RECORDS TO PROCESS Block Start

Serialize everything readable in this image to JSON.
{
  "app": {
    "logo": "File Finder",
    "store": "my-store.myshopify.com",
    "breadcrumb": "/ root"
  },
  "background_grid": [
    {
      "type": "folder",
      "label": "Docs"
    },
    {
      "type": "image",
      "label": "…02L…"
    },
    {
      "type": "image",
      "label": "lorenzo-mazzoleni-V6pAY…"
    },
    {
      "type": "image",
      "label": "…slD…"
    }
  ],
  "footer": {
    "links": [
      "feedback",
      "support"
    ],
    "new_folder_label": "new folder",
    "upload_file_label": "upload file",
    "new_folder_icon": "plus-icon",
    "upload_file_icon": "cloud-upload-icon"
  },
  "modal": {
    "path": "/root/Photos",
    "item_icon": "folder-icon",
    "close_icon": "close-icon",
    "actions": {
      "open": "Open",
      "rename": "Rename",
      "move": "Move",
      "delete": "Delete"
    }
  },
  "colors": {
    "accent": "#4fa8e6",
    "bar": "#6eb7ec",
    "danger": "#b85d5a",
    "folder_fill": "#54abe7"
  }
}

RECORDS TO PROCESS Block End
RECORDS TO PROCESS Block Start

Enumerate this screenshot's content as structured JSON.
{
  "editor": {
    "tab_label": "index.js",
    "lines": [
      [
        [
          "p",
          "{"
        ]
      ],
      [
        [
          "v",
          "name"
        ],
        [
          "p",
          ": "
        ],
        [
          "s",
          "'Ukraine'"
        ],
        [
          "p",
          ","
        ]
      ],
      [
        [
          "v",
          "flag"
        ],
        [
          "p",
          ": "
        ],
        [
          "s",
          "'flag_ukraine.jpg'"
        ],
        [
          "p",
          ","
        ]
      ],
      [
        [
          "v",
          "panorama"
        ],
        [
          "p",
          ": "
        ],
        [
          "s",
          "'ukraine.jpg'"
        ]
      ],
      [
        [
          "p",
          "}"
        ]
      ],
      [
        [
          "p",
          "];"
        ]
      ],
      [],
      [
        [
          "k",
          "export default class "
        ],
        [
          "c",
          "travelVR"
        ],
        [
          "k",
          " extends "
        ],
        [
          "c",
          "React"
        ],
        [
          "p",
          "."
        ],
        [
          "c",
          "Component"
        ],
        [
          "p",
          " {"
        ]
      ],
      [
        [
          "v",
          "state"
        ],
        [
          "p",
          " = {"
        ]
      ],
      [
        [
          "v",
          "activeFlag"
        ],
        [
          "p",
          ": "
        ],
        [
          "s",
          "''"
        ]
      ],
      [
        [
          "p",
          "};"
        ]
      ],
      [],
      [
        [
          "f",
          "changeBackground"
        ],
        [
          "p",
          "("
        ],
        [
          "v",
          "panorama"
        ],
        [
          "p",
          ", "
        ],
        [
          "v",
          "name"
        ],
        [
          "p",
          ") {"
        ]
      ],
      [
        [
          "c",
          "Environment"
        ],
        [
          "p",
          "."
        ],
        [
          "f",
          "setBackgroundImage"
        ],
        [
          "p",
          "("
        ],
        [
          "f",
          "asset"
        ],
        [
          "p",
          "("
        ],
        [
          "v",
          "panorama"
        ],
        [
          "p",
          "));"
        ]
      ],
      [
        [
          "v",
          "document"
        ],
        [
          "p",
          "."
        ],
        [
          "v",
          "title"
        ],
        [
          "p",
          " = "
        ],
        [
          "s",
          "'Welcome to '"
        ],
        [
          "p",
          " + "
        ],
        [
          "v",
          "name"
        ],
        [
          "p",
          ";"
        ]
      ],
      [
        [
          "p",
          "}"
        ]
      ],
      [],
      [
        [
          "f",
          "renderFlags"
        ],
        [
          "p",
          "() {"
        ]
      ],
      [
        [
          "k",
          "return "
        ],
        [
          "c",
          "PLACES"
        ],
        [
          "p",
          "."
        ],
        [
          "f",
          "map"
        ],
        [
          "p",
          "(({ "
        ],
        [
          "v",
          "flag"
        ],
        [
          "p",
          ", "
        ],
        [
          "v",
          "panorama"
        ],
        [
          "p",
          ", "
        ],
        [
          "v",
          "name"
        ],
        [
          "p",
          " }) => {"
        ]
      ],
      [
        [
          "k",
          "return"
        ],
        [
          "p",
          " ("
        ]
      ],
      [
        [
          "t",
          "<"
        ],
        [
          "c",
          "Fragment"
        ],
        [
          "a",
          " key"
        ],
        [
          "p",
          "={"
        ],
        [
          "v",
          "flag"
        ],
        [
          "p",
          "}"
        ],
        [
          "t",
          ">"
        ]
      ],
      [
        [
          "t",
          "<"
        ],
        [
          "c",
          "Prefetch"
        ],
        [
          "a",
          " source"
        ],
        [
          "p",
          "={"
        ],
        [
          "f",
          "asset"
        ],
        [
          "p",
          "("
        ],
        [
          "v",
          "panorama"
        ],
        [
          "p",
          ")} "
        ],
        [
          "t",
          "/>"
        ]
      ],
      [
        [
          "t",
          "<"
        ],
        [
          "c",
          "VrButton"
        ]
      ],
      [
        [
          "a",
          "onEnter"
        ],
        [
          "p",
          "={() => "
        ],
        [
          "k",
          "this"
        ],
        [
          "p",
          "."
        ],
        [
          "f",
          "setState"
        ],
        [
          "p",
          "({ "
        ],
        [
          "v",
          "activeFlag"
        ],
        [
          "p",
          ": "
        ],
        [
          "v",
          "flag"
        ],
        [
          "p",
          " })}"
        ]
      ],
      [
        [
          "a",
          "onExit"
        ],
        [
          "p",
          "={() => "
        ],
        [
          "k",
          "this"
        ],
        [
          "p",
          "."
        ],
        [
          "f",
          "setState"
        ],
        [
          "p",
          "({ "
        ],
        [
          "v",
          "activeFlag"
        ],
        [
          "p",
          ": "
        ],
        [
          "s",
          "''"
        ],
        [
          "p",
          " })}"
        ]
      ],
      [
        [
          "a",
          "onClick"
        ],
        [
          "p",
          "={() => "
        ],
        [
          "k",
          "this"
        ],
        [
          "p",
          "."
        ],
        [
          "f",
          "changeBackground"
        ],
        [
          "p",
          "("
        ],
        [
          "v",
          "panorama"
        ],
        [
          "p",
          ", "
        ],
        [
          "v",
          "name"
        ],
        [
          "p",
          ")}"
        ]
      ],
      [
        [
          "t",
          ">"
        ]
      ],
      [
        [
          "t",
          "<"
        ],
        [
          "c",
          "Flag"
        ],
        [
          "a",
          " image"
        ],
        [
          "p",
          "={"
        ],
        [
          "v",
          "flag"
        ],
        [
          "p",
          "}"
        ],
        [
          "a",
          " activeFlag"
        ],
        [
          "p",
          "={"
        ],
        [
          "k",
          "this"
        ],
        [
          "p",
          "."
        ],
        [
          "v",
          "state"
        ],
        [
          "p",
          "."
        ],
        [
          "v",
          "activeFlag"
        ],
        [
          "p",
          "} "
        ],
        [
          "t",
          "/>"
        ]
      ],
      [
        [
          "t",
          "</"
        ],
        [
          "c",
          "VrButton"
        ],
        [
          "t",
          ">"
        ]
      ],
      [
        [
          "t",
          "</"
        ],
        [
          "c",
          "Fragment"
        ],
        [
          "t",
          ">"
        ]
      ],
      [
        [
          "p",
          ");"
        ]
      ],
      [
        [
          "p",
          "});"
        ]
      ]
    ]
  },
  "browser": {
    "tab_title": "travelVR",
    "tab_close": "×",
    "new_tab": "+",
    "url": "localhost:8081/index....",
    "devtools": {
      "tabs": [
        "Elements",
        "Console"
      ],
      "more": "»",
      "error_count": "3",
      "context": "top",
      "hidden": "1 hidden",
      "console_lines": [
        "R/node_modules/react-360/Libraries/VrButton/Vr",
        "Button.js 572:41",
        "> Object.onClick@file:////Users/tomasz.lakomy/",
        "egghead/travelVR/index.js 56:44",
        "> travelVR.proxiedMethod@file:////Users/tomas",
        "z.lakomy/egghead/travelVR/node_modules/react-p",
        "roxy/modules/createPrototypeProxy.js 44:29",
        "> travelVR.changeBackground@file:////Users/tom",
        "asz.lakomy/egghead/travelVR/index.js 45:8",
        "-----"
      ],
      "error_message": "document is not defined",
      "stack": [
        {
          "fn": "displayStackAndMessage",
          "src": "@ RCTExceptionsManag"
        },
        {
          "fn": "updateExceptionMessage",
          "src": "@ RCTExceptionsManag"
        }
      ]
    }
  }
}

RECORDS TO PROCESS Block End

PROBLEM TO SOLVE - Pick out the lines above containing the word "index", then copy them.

EXERCISE ANSWER -
    "tab_label": "index.js",
    "url": "localhost:8081/index....",
        "egghead/travelVR/index.js 56:44",
        "asz.lakomy/egghead/travelVR/index.js 45:8",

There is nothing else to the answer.